**DATA:**
^^^^^^^^^^^^^^^^
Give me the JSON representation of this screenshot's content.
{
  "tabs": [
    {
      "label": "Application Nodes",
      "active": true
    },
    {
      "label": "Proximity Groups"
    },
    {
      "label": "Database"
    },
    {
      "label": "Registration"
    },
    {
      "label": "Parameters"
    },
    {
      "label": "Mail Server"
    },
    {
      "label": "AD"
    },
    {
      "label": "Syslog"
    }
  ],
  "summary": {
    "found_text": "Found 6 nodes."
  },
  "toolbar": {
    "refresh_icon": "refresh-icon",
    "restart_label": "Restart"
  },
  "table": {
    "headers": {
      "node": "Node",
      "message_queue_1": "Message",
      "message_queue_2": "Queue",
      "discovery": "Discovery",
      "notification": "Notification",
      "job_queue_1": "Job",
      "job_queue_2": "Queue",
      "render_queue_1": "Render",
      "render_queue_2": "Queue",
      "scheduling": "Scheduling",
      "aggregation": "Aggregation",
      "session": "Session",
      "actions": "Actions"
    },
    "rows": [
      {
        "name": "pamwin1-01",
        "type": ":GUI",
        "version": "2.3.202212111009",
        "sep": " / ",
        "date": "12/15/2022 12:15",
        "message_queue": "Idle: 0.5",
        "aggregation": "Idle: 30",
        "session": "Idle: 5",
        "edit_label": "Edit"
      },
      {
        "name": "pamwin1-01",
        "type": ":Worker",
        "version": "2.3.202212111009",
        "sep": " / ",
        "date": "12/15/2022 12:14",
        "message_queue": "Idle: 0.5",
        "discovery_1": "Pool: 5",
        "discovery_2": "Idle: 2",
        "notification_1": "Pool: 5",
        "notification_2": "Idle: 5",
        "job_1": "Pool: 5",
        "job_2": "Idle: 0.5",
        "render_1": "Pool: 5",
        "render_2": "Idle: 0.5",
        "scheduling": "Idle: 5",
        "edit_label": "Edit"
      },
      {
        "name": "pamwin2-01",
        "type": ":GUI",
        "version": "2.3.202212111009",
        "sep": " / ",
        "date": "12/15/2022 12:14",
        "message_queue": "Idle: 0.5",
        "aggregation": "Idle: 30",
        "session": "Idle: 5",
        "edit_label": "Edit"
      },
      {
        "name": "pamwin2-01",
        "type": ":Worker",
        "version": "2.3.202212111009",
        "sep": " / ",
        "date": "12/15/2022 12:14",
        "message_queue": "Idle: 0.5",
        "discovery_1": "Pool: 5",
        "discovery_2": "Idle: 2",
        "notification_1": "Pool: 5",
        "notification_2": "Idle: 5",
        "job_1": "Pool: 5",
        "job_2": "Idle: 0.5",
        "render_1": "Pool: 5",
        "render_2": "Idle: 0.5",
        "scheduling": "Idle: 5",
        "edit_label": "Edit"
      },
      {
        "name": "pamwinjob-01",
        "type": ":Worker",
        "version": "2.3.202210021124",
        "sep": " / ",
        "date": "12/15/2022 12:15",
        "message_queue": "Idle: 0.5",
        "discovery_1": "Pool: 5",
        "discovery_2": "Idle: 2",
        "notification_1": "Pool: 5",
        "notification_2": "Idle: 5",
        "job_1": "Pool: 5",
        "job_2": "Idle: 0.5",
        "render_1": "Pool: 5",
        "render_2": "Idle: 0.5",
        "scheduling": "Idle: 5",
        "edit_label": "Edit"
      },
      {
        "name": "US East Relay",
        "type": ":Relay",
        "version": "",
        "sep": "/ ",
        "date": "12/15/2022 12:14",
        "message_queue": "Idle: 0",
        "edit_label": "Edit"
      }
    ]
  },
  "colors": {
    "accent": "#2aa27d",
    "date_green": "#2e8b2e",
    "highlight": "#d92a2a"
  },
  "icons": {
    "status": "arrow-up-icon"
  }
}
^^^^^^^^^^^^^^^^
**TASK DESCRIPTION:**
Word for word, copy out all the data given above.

**SOLVED EXERCISE:**
Give me the JSON representation of this screenshot's content.
{
  "tabs": [
    {
      "label": "Application Nodes",
      "active": true
    },
    {
      "label": "Proximity Groups"
    },
    {
      "label": "Database"
    },
    {
      "label": "Registration"
    },
    {
      "label": "Parameters"
    },
    {
      "label": "Mail Server"
    },
    {
      "label": "AD"
    },
    {
      "label": "Syslog"
    }
  ],
  "summary": {
    "found_text": "Found 6 nodes."
  },
  "toolbar": {
    "refresh_icon": "refresh-icon",
    "restart_label": "Restart"
  },
  "table": {
    "headers": {
      "node": "Node",
      "message_queue_1": "Message",
      "message_queue_2": "Queue",
      "discovery": "Discovery",
      "notification": "Notification",
      "job_queue_1": "Job",
      "job_queue_2": "Queue",
      "render_queue_1": "Render",
      "render_queue_2": "Queue",
      "scheduling": "Scheduling",
      "aggregation": "Aggregation",
      "session": "Session",
      "actions": "Actions"
    },
    "rows": [
      {
        "name": "pamwin1-01",
        "type": ":GUI",
        "version": "2.3.202212111009",
        "sep": " / ",
        "date": "12/15/2022 12:15",
        "message_queue": "Idle: 0.5",
        "aggregation": "Idle: 30",
        "session": "Idle: 5",
        "edit_label": "Edit"
      },
      {
        "name": "pamwin1-01",
        "type": ":Worker",
        "version": "2.3.202212111009",
        "sep": " / ",
        "date": "12/15/2022 12:14",
        "message_queue": "Idle: 0.5",
        "discovery_1": "Pool: 5",
        "discovery_2": "Idle: 2",
        "notification_1": "Pool: 5",
        "notification_2": "Idle: 5",
        "job_1": "Pool: 5",
        "job_2": "Idle: 0.5",
        "render_1": "Pool: 5",
        "render_2": "Idle: 0.5",
        "scheduling": "Idle: 5",
        "edit_label": "Edit"
      },
      {
        "name": "pamwin2-01",
        "type": ":GUI",
        "version": "2.3.202212111009",
        "sep": " / ",
        "date": "12/15/2022 12:14",
        "message_queue": "Idle: 0.5",
        "aggregation": "Idle: 30",
        "session": "Idle: 5",
        "edit_label": "Edit"
      },
      {
        "name": "pamwin2-01",
        "type": ":Worker",
        "version": "2.3.202212111009",
        "sep": " / ",
        "date": "12/15/2022 12:14",
        "message_queue": "Idle: 0.5",
        "discovery_1": "Pool: 5",
        "discovery_2": "Idle: 2",
        "notification_1": "Pool: 5",
        "notification_2": "Idle: 5",
        "job_1": "Pool: 5",
        "job_2": "Idle: 0.5",
        "render_1": "Pool: 5",
        "render_2": "Idle: 0.5",
        "scheduling": "Idle: 5",
        "edit_label": "Edit"
      },
      {
        "name": "pamwinjob-01",
        "type": ":Worker",
        "version": "2.3.202210021124",
        "sep": " / ",
        "date": "12/15/2022 12:15",
        "message_queue": "Idle: 0.5",
        "discovery_1": "Pool: 5",
        "discovery_2": "Idle: 2",
        "notification_1": "Pool: 5",
        "notification_2": "Idle: 5",
        "job_1": "Pool: 5",
        "job_2": "Idle: 0.5",
        "render_1": "Pool: 5",
        "render_2": "Idle: 0.5",
        "scheduling": "Idle: 5",
        "edit_label": "Edit"
      },
      {
        "name": "US East Relay",
        "type": ":Relay",
        "version": "",
        "sep": "/ ",
        "date": "12/15/2022 12:14",
        "message_queue": "Idle: 0",
        "edit_label": "Edit"
      }
    ]
  },
  "colors": {
    "accent": "#2aa27d",
    "date_green": "#2e8b2e",
    "highlight": "#d92a2a"
  },
  "icons": {
    "status": "arrow-up-icon"
  }
}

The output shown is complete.